:: TASK GOAL ::
Read through the entries below and copy each line where "JSON" turns up.

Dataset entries
<<<<

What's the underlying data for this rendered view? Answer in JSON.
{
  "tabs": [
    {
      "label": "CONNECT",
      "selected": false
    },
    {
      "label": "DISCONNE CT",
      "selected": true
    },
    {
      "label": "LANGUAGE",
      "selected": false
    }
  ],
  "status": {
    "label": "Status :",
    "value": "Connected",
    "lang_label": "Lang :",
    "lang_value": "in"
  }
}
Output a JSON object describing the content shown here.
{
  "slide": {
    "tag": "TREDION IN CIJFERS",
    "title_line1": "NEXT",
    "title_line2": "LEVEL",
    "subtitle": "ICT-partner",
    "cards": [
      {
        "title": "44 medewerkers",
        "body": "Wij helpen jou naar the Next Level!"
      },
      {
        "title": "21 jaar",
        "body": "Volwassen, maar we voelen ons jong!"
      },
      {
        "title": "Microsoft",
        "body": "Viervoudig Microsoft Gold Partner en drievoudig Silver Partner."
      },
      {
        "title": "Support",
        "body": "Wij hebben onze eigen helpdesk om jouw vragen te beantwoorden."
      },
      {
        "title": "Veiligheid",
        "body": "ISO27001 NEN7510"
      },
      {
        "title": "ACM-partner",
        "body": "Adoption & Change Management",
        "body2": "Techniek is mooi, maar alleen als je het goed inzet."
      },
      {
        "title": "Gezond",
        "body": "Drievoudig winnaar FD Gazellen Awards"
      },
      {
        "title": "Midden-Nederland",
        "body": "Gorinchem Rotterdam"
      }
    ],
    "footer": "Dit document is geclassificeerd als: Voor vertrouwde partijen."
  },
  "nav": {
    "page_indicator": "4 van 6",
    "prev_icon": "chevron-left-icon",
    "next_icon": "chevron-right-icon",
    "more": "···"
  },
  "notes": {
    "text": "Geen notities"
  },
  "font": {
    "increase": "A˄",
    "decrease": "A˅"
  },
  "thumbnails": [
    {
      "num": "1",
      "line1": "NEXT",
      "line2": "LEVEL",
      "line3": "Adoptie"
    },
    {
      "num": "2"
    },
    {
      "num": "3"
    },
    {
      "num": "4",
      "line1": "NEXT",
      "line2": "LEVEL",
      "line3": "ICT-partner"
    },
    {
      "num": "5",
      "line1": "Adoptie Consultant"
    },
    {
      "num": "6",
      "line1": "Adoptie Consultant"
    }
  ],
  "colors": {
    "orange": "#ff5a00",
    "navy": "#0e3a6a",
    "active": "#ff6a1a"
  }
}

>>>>

:: TASK RESPONSE ::
What's the underlying data for this rendered view? Answer in JSON.
Output a JSON object describing the content shown here.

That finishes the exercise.